──────── Given records

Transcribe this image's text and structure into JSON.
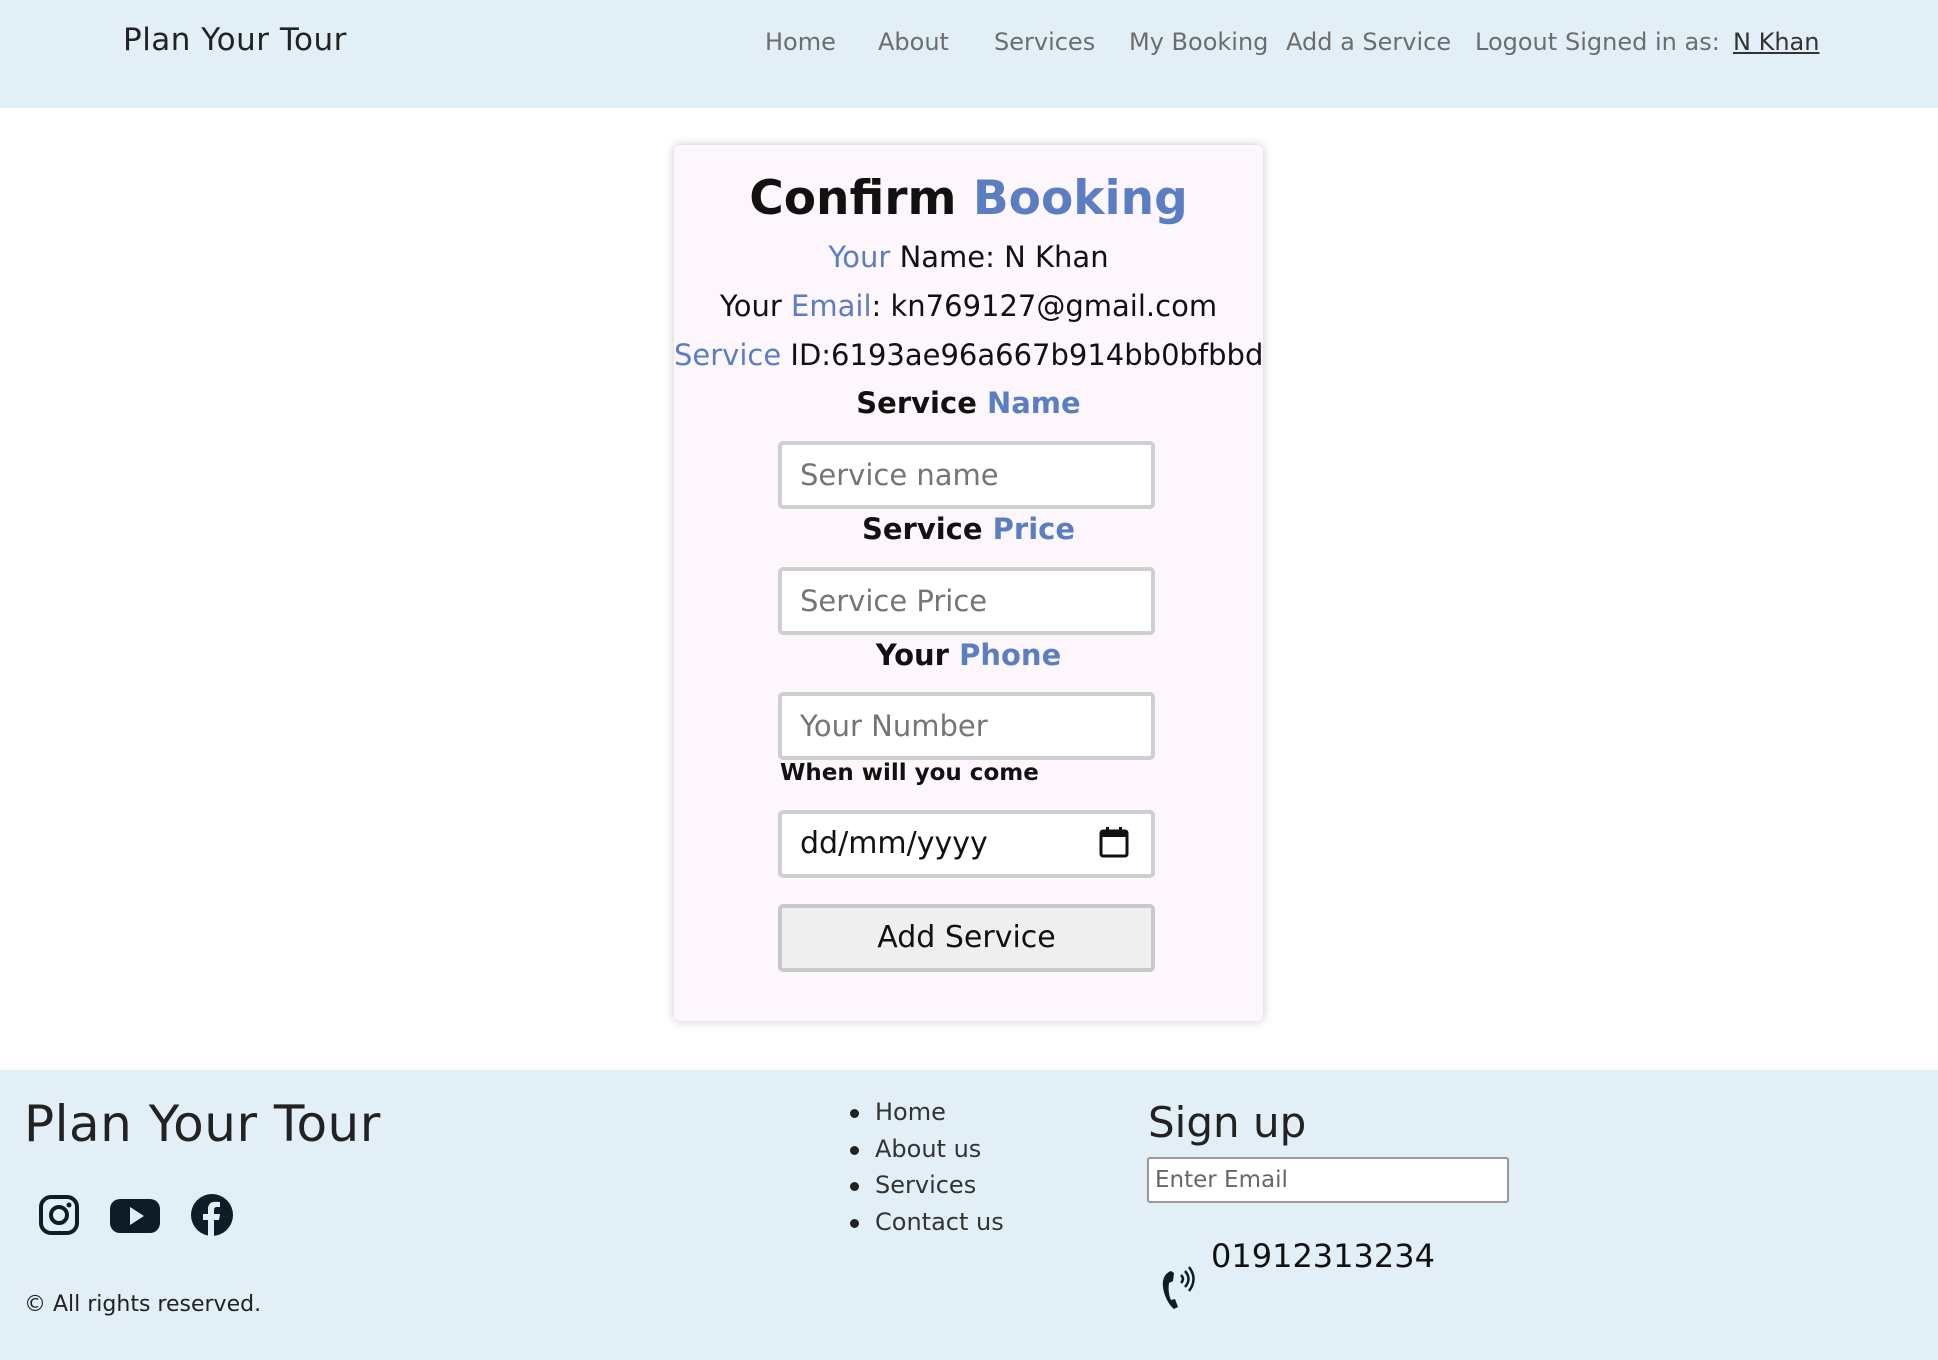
{
  "header": {
    "brand": "Plan Your Tour",
    "nav": [
      "Home",
      "About",
      "Services",
      "My Booking",
      "Add a Service",
      "Logout"
    ],
    "signed_in_label": "Signed in as:",
    "user_name": "N Khan"
  },
  "card": {
    "title_plain": "Confirm",
    "title_accent": "Booking",
    "name_accent": "Your",
    "name_label": "Name:",
    "name_value": "N Khan",
    "email_label_plain": "Your",
    "email_label_accent": "Email",
    "email_value": ": kn769127@gmail.com",
    "service_id_accent": "Service",
    "service_id_value": "ID:6193ae96a667b914bb0bfbbd",
    "service_name_label_plain": "Service",
    "service_name_label_accent": "Name",
    "service_name_placeholder": "Service name",
    "service_price_label_plain": "Service",
    "service_price_label_accent": "Price",
    "service_price_placeholder": "Service Price",
    "phone_label_plain": "Your",
    "phone_label_accent": "Phone",
    "phone_placeholder": "Your Number",
    "date_label": "When will you come",
    "date_placeholder": "dd/mm/yyyy",
    "submit_label": "Add Service"
  },
  "footer": {
    "brand": "Plan Your Tour",
    "social_icons": [
      "instagram-icon",
      "youtube-icon",
      "facebook-icon"
    ],
    "copyright": "© All rights reserved.",
    "links": [
      "Home",
      "About us",
      "Services",
      "Contact us"
    ],
    "signup_title": "Sign up",
    "email_placeholder": "Enter Email",
    "phone": "01912313234"
  },
  "colors": {
    "header_bg": "#e2eff7",
    "accent": "#5b7ec2",
    "card_bg": "#fdf7fd"
  }
}
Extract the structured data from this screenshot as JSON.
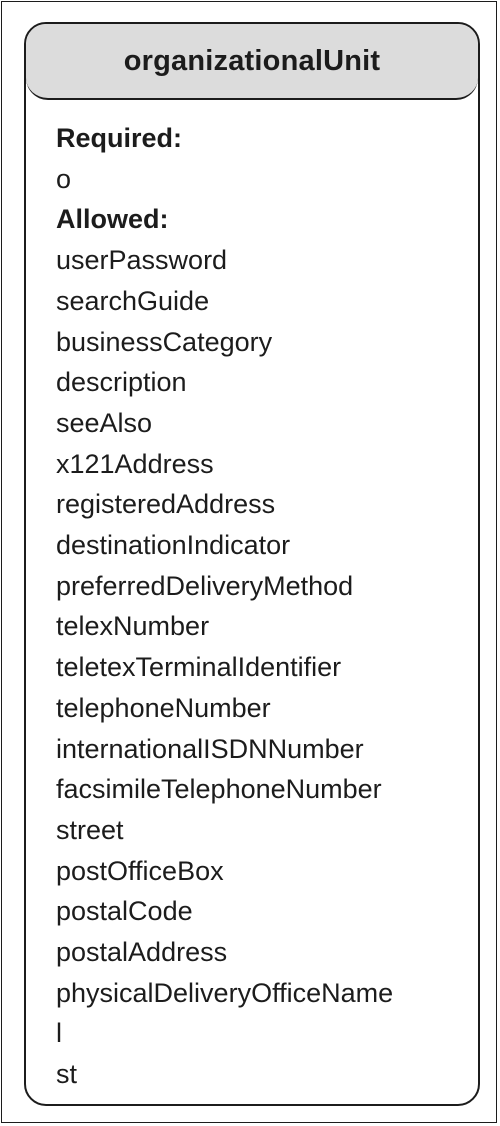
{
  "class": {
    "name": "organizationalUnit",
    "required_label": "Required:",
    "required": [
      "o"
    ],
    "allowed_label": "Allowed:",
    "allowed": [
      "userPassword",
      "searchGuide",
      "businessCategory",
      "description",
      "seeAlso",
      "x121Address",
      "registeredAddress",
      "destinationIndicator",
      "preferredDeliveryMethod",
      "telexNumber",
      "teletexTerminalIdentifier",
      "telephoneNumber",
      "internationalISDNNumber",
      "facsimileTelephoneNumber",
      "street",
      "postOfficeBox",
      "postalCode",
      "postalAddress",
      "physicalDeliveryOfficeName",
      "l",
      "st"
    ]
  }
}
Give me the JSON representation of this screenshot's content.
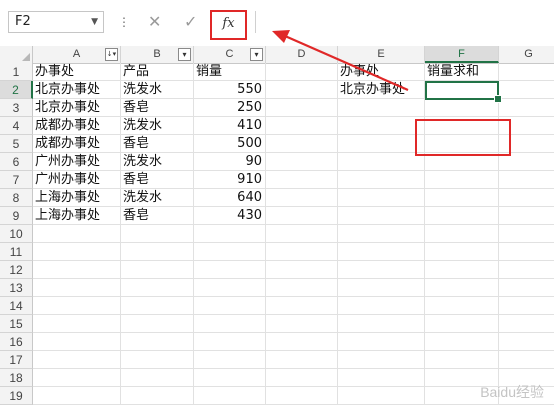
{
  "formula_bar": {
    "name_box": "F2",
    "cancel_glyph": "✕",
    "enter_glyph": "✓",
    "fx_label": "fx",
    "formula_value": ""
  },
  "columns": [
    "A",
    "B",
    "C",
    "D",
    "E",
    "F",
    "G"
  ],
  "selected_column": "F",
  "selected_row": 2,
  "rows": [
    1,
    2,
    3,
    4,
    5,
    6,
    7,
    8,
    9,
    10,
    11,
    12,
    13,
    14,
    15,
    16,
    17,
    18,
    19
  ],
  "table": {
    "headers": [
      "办事处",
      "产品",
      "销量"
    ],
    "records": [
      [
        "北京办事处",
        "洗发水",
        "550"
      ],
      [
        "北京办事处",
        "香皂",
        "250"
      ],
      [
        "成都办事处",
        "洗发水",
        "410"
      ],
      [
        "成都办事处",
        "香皂",
        "500"
      ],
      [
        "广州办事处",
        "洗发水",
        "90"
      ],
      [
        "广州办事处",
        "香皂",
        "910"
      ],
      [
        "上海办事处",
        "洗发水",
        "640"
      ],
      [
        "上海办事处",
        "香皂",
        "430"
      ]
    ]
  },
  "side": {
    "e1": "办事处",
    "f1": "销量求和",
    "e2": "北京办事处",
    "f2": ""
  },
  "watermark": "Baidu经验",
  "colors": {
    "accent_green": "#217346",
    "annotation_red": "#e02828"
  }
}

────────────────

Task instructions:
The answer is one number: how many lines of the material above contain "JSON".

Written answer:
3